By July 12th 1864, Early’s command was on the outskirts of Washington D.C. Debate ensued whether to push into the city, as Union reinforcements filed into the city’s defenses. When Lt. Gen. Ulysses S. Grant heard of the threat to D.C. he quickly sent the Union 6th and 19th Corps to the capital. By doing this, the number of men threatening Lee in Richmond depleted by nearly 15,000. This loss of men proved detrimental to Grant’s grand strategy in the summer of 1864. By July 14th, knowing he could push no farther, Early headed back west towards the Valley of Virginia. Major Henry Kyd Douglass simply recalled Early’s reaction to this maneuver, “Major, we haven’t taken Washington, but we’ve scared Abe Lincoln like hell!”
Early’s Confederate veterans crossed the Potomac at White’s Ford on July 14th and made his headquarters around Berryville. A Georgian in Early’s command, G.W. Nichols breathed a sigh of relief, “We were all glad to back to Dixie land, for we never loved to cross the Potomac going north.” The Union 6th Corps under Maj. Gen. Horatio Wright followed the Confederates.
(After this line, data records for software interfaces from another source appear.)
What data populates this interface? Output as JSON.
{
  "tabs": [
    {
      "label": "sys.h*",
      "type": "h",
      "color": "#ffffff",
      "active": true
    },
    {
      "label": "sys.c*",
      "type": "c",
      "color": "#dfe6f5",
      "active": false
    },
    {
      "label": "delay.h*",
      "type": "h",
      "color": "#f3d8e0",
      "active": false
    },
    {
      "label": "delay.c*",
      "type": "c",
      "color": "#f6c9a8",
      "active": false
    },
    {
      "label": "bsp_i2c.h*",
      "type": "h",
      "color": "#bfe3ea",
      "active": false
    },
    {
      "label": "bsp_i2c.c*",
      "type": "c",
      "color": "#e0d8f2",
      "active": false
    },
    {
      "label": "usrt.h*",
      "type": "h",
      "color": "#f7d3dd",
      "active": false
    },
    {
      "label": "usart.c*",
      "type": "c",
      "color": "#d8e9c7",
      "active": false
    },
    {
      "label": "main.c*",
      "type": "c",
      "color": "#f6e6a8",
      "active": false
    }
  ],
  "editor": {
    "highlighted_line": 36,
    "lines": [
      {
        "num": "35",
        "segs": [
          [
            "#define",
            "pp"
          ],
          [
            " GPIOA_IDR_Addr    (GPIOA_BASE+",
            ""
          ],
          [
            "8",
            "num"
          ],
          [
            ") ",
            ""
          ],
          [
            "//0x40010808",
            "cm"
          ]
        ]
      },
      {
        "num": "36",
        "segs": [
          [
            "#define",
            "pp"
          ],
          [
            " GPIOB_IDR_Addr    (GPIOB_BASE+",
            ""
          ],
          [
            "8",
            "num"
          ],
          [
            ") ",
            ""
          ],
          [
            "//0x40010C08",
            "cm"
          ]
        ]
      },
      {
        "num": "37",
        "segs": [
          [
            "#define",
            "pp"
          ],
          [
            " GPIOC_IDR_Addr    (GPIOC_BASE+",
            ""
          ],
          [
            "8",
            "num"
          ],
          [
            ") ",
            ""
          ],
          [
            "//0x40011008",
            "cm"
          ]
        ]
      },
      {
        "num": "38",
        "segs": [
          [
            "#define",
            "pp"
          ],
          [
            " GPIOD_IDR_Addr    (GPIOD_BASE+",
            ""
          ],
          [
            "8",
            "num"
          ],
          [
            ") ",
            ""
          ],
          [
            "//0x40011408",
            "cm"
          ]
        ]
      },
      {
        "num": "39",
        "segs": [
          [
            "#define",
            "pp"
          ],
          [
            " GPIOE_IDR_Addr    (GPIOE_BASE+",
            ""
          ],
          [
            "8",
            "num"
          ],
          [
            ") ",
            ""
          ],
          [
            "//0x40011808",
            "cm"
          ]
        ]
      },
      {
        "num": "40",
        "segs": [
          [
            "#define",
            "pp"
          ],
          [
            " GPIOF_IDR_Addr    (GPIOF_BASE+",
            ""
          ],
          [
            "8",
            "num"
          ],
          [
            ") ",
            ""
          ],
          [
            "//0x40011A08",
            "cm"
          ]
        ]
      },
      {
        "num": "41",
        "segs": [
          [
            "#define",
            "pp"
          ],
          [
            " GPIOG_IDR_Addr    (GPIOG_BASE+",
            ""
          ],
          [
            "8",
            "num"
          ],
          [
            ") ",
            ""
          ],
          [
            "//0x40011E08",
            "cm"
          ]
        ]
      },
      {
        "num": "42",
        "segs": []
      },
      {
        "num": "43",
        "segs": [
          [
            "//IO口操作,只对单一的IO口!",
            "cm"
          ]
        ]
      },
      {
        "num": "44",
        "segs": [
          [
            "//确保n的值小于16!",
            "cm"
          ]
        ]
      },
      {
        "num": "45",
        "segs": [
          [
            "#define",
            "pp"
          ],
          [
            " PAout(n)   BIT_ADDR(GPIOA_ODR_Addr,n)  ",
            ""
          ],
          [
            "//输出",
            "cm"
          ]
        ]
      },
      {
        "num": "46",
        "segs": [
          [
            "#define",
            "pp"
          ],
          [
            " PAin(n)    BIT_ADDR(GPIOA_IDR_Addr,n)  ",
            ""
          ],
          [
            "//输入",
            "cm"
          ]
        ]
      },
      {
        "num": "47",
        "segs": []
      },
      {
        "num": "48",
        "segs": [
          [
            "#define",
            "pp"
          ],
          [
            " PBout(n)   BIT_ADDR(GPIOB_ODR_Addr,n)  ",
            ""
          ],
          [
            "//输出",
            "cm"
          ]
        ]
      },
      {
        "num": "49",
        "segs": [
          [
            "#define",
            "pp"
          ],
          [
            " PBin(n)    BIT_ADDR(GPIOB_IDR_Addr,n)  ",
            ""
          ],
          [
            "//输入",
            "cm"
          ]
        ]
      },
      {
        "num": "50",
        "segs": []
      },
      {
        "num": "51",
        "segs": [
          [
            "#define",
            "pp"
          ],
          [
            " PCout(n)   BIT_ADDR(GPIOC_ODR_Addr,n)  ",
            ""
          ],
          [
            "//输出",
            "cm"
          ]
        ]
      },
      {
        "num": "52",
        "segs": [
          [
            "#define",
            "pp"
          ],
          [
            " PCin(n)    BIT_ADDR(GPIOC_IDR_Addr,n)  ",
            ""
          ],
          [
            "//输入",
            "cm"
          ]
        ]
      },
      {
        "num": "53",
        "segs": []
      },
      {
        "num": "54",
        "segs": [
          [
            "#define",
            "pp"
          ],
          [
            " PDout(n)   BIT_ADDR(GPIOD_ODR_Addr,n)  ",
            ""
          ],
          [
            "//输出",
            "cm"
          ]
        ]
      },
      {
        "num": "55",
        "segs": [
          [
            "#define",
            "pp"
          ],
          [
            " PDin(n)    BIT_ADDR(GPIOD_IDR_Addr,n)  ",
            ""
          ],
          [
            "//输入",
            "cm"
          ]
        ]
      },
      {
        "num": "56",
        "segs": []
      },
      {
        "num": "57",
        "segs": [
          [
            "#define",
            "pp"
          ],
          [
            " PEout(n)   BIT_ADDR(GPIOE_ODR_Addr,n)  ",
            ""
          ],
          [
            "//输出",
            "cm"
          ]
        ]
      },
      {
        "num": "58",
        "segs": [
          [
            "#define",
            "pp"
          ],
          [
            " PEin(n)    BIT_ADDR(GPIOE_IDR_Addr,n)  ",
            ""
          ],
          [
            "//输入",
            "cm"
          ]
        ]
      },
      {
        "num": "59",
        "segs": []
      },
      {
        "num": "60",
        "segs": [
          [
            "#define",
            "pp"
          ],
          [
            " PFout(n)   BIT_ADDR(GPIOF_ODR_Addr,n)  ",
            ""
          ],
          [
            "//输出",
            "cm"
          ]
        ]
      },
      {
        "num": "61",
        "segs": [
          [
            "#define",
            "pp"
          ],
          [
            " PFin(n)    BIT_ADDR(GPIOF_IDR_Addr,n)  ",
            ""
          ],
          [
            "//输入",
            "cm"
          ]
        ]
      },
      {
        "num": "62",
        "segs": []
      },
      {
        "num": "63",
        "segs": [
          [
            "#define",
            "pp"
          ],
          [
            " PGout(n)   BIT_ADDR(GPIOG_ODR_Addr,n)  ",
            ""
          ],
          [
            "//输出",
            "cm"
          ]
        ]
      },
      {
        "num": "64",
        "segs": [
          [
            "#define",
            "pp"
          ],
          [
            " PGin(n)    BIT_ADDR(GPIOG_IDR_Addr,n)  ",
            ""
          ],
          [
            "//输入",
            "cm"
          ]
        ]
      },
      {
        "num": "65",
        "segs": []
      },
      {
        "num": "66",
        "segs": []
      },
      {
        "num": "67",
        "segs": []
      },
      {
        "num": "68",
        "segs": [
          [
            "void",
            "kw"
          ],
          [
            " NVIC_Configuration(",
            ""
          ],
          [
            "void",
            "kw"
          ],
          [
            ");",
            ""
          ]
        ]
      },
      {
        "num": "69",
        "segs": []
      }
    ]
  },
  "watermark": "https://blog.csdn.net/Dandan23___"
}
However the question stands was Early successful up to this point? Originally, Lee dispatched the Second Corps and Early to secure the rail lines in Lynchburg, which he did. Then, Early quickly marched down the Shenandoah Valley, captured Harpers Ferry, threatened Washington D.C. and forced Grant to pay more attention the Valley. Early did more than what was asked of him. His job in the Valley was similar to that of Stonewall Jackson’s two years prior. Be a distraction and keep Union forces away from Richmond. Early had done just that by threatening Washington D.C., and forcing Grant to send two Union corps from Petersburg. Early however, was not done.
Stay tuned as we follow his actions as he re-enters the Shenandoah Valley 150 years ago. To commemorate these events, Cedar Creek and Belle Grove National Historical Park will be conducting special “On This Day” Battlefield Tours. These tours will occur exactly 150 years after certain actions took place in the Valley. Tours include The Battle of Cool Spring on July 18th, Battle of Rutherford’s Farm on July 20th and the Battle of Second Kernstown on July 24th. All of these tours are free and we encourage visitors to walk in the footsteps of these soldiers some 150 years later. For more information, visit our website at www.nps.gov/cebe. Or call us at 540-869-3051. Also, like our Facebook page at, https://www.facebook.com/CedarCreekNPS.